- Skin Irritant After Wearing Out – Solid gold is hypoallergenic. Meaning, it will not irritate your skin even if you wore it every day. But the same cannot be said about gold-clad jewelry. After the gold coating wears away, it exposes the base metal, which could be brass. With or without an allergy, the base metal will irritate your skin after some time.
How To Identify Gold Cladding.
Unscrupulous vendors will try to pass off gold-clad pieces as solid gold, though it is illegal. Fortunately, there are several ways to test whether you have gold-clad or solid gold. Here are some tests you can do at home.
Inspect For A Hallmark Stamp
Expect a solid gold bar to have a stamp showing the purity and manufacturer’s name. E.g., it could have a 14K label plus the manufacturer’s name. Conversely, most gold-clad items have no markings. If they have a marking, it will be either GP, KGP or HGE
Where to look for the hallmark?
You might need a magnifying glass for this.In necklaces and bracelets, look for the markings on the clasp. For watches, look behind the watch, and for wedding bands, look on the inner side. If it has no marking, assume it’s gold clad.
Solid gold is non-magnetic. This means that it does not attract a magnet.
If you don’t have a magnet, get a piece from your local hardware. Hold the magnet close to your jewelry and observe the reaction.
If the magnet attracts the jewelry, it means that the metal in the jewelry is magnetic. If it’s magnetic, it’s gold-clad.
This test could discolor your jewelry permanently.
Place your jewelry or coin on a flat surface. Drop a few vinegar drops on your metal’s surface. If the metal discolors, it’s gold-clad. Solid gold would not discolor.
Gold Testing Solution (The Acid Test)
This test could discolor your jewelry permanently.
You can purchase a gold testing kit online or from your local jeweler. The kit will come with a gold testing solution (10K, 14K, 18K, or 22K) and a scratch stone.
The gold testing solution is nitric acid.
Solid gold is resistant to the acid, meaning it won’t react in any way with the acid. The acid will only react with the metal if it has a base metal.
This is how to test for gold using nitric acid.
(Wear gloves, safety goggles, and a mask when handling the acid).
Test 1 (Without A Scratch Stone)
- Place a drop of the solution on any part of your metal. When the acid reacts with the base metal, you will see bubbles and a color change (green, pink, or any other hue depending on the base metal). When you wipe off the acid, there will be a visible spot where the acid ate away the base metal.
- Sometimes gold-clad items will have a thick gold coating.
- If there’s no reaction, you can confirm your test results. File away a part of the gold surface to expose the inner layers. Then, place the acid drop on the exposed surface. If you exposed a base metal, you would see a reaction.
Test 2 (With Scratch Stone)
- Rub any part of your gold on the scratch stone. Rub just enough to leave a clear marking. Then place an acid drop on the marking.

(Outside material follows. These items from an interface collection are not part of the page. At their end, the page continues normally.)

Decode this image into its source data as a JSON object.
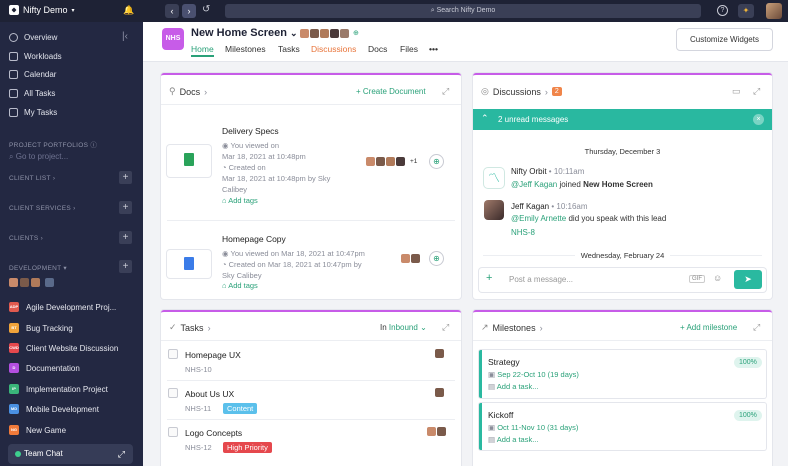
{
  "topbar": {
    "workspace": "Nifty Demo",
    "search_placeholder": "Search Nifty Demo"
  },
  "sidebar": {
    "items": [
      {
        "label": "Overview"
      },
      {
        "label": "Workloads"
      },
      {
        "label": "Calendar"
      },
      {
        "label": "All Tasks"
      },
      {
        "label": "My Tasks"
      }
    ],
    "portfolios_heading": "PROJECT PORTFOLIOS",
    "go_to_placeholder": "Go to project...",
    "groups": [
      "CLIENT LIST",
      "CLIENT SERVICES",
      "CLIENTS",
      "DEVELOPMENT"
    ],
    "projects": [
      {
        "abbr": "ADP",
        "label": "Agile Development Proj...",
        "color": "#e05a4f"
      },
      {
        "abbr": "BT",
        "label": "Bug Tracking",
        "color": "#f0a33a"
      },
      {
        "abbr": "CWD",
        "label": "Client Website Discussion",
        "color": "#e5484d"
      },
      {
        "abbr": "D",
        "label": "Documentation",
        "color": "#b34fe0"
      },
      {
        "abbr": "IP",
        "label": "Implementation Project",
        "color": "#3ab57a"
      },
      {
        "abbr": "MD",
        "label": "Mobile Development",
        "color": "#4a90e2"
      },
      {
        "abbr": "NG",
        "label": "New Game",
        "color": "#f07a3a"
      }
    ],
    "team_chat": "Team Chat"
  },
  "header": {
    "badge": "NHS",
    "title": "New Home Screen",
    "tabs": [
      "Home",
      "Milestones",
      "Tasks",
      "Discussions",
      "Docs",
      "Files"
    ],
    "more": "•••",
    "customize": "Customize Widgets"
  },
  "docs": {
    "title": "Docs",
    "action": "+ Create Document",
    "items": [
      {
        "name": "Delivery Specs",
        "viewed": "You viewed on",
        "viewed2": "Mar 18, 2021 at 10:48pm",
        "created": "Created on",
        "created2": "Mar 18, 2021 at 10:48pm by Sky",
        "created3": "Calibey",
        "tags": "Add tags",
        "extra": "+1"
      },
      {
        "name": "Homepage Copy",
        "viewed": "You viewed on Mar 18, 2021 at 10:47pm",
        "created": "Created on Mar 18, 2021 at 10:47pm by",
        "created2": "Sky Calibey",
        "tags": "Add tags"
      }
    ]
  },
  "discussions": {
    "title": "Discussions",
    "count": "2",
    "unread": "2 unread messages",
    "date1": "Thursday, December 3",
    "msg1": {
      "author": "Nifty Orbit",
      "time": "10:11am",
      "mention": "@Jeff Kagan",
      "text": "joined",
      "bold": "New Home Screen"
    },
    "msg2": {
      "author": "Jeff Kagan",
      "time": "10:16am",
      "mention": "@Emily Arnette",
      "text": "did you speak with this lead",
      "ref": "NHS-8"
    },
    "date2": "Wednesday, February 24",
    "input_placeholder": "Post a message...",
    "gif": "GIF"
  },
  "tasks": {
    "title": "Tasks",
    "filter_prefix": "In",
    "filter": "Inbound",
    "rows": [
      {
        "name": "Homepage UX",
        "id": "NHS-10",
        "tag": "",
        "tag_color": ""
      },
      {
        "name": "About Us UX",
        "id": "NHS-11",
        "tag": "Content",
        "tag_color": "#5bc0eb"
      },
      {
        "name": "Logo Concepts",
        "id": "NHS-12",
        "tag": "High Priority",
        "tag_color": "#e5484d"
      }
    ]
  },
  "milestones": {
    "title": "Milestones",
    "action": "+ Add milestone",
    "items": [
      {
        "name": "Strategy",
        "dates": "Sep 22-Oct 10 (19 days)",
        "add": "Add a task...",
        "percent": "100%"
      },
      {
        "name": "Kickoff",
        "dates": "Oct 11-Nov 10 (31 days)",
        "add": "Add a task...",
        "percent": "100%"
      }
    ]
  }
}
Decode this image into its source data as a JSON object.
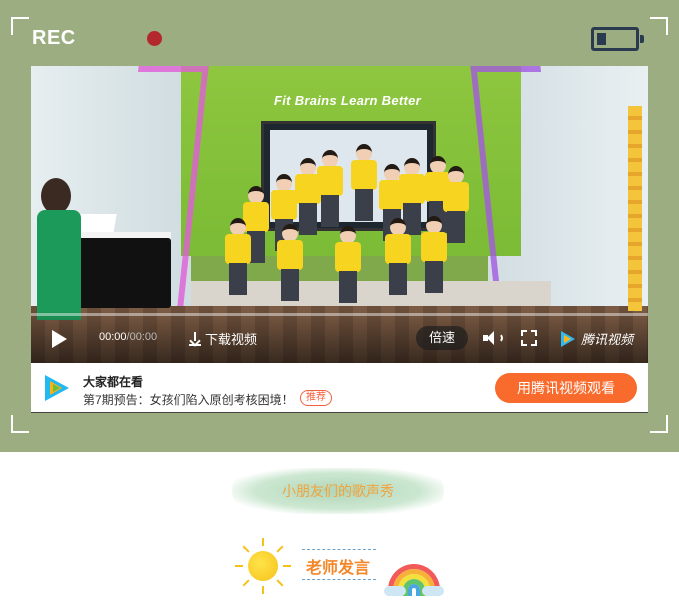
{
  "recorder": {
    "label": "REC",
    "dot_color": "#b3282d",
    "frame_color": "#9cad81",
    "battery_icon": "battery-low-icon"
  },
  "video": {
    "wall_text": "Fit Brains Learn Better",
    "current_time": "00:00",
    "duration": "/00:00",
    "download_label": "下载视频",
    "speed_label": "倍速",
    "brand_label": "腾讯视频",
    "icons": {
      "play": "play-icon",
      "download": "download-icon",
      "volume": "volume-icon",
      "fullscreen": "fullscreen-icon",
      "brand": "tencent-video-logo-icon"
    }
  },
  "recommendation": {
    "title": "大家都在看",
    "subtitle": "第7期预告：女孩们陷入原创考核困境！",
    "tag": "推荐",
    "button_label": "用腾讯视频观看",
    "button_color": "#f86b2d"
  },
  "sections": {
    "kids_title": "小朋友们的歌声秀",
    "teacher_title": "老师发言"
  }
}
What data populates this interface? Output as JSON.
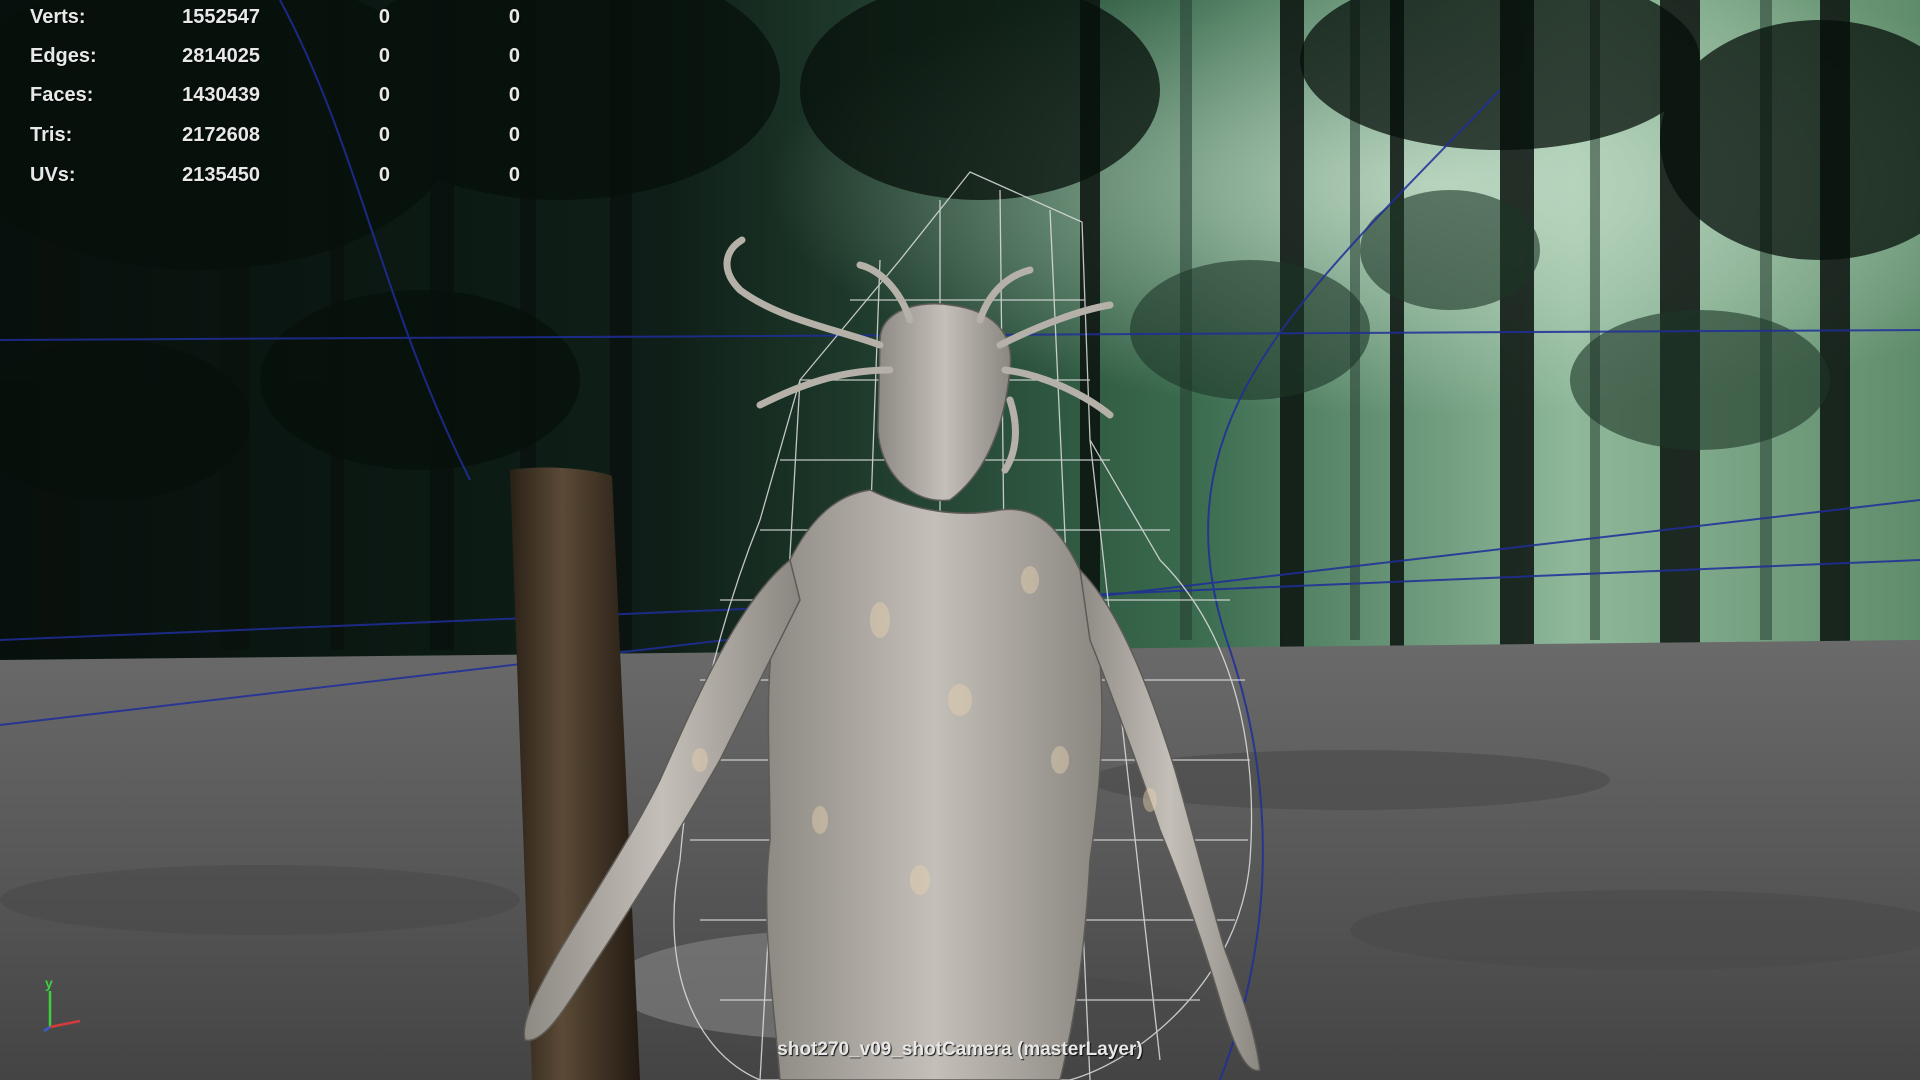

- If the metal is solid gold, the markings will remain on the stone. But if it’s gold clad, the markings will quickly dissolve in the acid and disappear.
- You can confirm the results by adding aqua regia. Aqua regia is a combination of nitric acid with hydrochloric acid. The solution will dissolve the gold markings, proving that it is solid gold.
See how he tests his gold in this video
Gold clad means gold plating. A base metal like copper, brass, etc., is covered with a thin layer of gold through electroplating. The thin gold layer gives the metal an appealing golden look until it starts to fade.
A gold-clad metal is not gold. It is only worth the value of the base metal.
Should You Buy Gold-Clad? The Final Verdict.
If you are looking for short-term jewelry or an attractive commemorative coin, gold-clad is a good option. But if you are looking for long-term jewelry or investment, then only buy solid gold. What do you think? Share your thoughts in the comments below!